◆ **Required work**
Please return every line of the records below that contains the word "java".
Input material Start Marker
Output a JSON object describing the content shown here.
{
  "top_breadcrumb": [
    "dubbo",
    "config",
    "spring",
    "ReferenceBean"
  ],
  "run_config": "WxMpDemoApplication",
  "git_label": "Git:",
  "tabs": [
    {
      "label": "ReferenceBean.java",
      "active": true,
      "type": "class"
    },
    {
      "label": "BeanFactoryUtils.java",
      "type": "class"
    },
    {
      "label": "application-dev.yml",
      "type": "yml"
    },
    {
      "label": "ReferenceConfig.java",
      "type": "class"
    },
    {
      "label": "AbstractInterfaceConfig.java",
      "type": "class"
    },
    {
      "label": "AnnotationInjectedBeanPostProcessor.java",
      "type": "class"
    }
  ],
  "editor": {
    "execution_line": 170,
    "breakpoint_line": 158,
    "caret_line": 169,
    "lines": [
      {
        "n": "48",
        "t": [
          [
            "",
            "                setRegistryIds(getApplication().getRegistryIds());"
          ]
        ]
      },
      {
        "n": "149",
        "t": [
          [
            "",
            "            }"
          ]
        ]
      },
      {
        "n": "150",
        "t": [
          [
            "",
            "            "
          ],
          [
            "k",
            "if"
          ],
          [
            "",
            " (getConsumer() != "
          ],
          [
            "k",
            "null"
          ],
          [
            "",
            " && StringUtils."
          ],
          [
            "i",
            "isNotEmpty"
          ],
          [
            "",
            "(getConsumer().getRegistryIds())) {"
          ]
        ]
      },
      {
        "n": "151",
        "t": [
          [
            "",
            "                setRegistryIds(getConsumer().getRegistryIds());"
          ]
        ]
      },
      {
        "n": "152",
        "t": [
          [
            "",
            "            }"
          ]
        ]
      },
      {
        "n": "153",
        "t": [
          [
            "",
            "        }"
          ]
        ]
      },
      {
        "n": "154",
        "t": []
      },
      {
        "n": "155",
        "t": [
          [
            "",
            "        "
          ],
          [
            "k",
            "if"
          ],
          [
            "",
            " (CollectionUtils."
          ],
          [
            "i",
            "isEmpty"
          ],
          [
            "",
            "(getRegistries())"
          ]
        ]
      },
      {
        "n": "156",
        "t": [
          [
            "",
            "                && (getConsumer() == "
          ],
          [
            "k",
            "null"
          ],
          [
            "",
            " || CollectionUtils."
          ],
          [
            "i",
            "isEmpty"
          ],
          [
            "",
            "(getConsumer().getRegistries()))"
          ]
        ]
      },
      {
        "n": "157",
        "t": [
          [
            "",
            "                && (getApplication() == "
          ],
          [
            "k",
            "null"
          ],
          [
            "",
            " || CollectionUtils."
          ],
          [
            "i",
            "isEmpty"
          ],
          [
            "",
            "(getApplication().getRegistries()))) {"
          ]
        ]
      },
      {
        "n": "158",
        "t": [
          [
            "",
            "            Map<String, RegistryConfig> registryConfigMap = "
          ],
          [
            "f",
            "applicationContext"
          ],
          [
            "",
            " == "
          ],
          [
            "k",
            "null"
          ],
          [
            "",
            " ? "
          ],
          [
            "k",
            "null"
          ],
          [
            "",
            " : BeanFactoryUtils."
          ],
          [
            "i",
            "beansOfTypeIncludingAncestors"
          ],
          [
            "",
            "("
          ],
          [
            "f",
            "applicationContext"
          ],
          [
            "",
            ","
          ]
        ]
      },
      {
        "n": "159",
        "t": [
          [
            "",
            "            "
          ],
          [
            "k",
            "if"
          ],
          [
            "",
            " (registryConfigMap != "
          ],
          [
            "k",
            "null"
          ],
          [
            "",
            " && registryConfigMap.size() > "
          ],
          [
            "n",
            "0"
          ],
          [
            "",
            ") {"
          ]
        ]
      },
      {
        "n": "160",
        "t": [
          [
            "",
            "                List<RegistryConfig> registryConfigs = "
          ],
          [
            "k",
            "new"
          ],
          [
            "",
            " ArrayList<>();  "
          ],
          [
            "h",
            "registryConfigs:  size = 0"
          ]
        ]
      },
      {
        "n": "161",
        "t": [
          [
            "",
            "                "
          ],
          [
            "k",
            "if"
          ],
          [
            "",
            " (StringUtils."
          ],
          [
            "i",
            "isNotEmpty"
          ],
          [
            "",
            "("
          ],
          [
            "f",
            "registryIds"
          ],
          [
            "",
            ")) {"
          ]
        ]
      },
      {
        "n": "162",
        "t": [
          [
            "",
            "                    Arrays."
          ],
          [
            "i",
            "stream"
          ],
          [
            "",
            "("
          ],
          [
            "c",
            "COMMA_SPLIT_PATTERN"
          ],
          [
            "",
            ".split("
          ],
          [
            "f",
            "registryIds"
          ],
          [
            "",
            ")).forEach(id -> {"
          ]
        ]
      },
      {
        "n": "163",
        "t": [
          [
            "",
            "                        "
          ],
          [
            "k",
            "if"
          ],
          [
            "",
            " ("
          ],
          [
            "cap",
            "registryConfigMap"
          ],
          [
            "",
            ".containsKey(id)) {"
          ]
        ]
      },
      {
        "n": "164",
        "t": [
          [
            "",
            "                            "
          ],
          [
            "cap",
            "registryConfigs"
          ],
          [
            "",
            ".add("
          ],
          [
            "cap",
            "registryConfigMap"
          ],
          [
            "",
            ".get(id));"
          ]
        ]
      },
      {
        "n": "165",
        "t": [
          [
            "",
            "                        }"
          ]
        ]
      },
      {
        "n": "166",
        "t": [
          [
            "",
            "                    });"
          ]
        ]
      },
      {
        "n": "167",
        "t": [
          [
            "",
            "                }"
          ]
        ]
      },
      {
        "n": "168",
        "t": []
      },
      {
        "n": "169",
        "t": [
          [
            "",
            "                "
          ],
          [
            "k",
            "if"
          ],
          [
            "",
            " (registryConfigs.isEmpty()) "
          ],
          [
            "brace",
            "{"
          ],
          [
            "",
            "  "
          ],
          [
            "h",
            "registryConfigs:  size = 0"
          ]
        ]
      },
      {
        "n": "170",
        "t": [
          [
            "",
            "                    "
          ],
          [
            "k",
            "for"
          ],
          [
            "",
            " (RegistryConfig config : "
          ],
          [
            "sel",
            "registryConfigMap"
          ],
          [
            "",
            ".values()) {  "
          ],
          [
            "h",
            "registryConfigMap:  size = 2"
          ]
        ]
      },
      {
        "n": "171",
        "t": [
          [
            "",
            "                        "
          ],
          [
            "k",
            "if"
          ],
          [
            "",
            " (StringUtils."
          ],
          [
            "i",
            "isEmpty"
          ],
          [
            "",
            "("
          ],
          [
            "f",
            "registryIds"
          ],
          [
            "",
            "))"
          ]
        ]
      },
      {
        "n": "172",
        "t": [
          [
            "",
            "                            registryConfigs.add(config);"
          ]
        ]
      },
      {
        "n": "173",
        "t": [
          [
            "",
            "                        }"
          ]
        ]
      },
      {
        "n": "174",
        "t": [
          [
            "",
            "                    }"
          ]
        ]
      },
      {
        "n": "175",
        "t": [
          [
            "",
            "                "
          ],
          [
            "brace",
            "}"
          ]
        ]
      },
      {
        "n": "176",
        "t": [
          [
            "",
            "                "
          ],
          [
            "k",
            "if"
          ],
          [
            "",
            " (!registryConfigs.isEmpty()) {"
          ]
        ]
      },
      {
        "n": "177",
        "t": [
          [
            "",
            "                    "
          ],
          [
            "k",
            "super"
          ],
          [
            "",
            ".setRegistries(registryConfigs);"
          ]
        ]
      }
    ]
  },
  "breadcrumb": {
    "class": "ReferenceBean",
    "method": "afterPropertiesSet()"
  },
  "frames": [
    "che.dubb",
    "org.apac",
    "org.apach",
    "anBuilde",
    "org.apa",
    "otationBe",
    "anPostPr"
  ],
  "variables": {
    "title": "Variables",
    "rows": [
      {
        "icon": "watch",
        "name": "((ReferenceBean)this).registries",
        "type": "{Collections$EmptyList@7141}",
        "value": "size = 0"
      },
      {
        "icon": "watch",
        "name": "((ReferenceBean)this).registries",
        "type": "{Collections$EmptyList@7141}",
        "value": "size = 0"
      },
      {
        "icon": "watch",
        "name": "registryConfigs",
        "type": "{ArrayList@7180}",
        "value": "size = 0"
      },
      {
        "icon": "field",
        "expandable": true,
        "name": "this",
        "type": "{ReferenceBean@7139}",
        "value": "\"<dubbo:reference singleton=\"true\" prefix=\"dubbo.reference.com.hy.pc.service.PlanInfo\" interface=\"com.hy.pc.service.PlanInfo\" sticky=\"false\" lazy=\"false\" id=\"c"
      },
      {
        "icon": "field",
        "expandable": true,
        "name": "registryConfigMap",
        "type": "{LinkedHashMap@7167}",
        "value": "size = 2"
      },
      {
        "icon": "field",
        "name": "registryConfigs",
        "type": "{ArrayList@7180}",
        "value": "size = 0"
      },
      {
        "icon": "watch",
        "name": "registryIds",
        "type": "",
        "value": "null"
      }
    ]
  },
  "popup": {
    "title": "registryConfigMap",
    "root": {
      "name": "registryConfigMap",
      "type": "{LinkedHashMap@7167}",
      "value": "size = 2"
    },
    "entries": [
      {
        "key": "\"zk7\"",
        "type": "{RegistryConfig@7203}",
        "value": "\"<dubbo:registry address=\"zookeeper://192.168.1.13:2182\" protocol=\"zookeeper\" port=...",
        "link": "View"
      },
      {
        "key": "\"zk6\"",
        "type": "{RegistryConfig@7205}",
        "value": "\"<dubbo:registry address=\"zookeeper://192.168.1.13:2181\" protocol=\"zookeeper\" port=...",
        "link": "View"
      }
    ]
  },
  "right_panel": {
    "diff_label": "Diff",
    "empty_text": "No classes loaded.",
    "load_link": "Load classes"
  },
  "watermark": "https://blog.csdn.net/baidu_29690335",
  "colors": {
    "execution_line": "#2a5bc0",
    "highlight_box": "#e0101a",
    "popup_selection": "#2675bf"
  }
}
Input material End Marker
◆ **Solution to the problem**
      "label": "ReferenceBean.java",
      "label": "BeanFactoryUtils.java",
      "label": "ReferenceConfig.java",
      "label": "AbstractInterfaceConfig.java",
      "label": "AnnotationInjectedBeanPostProcessor.java",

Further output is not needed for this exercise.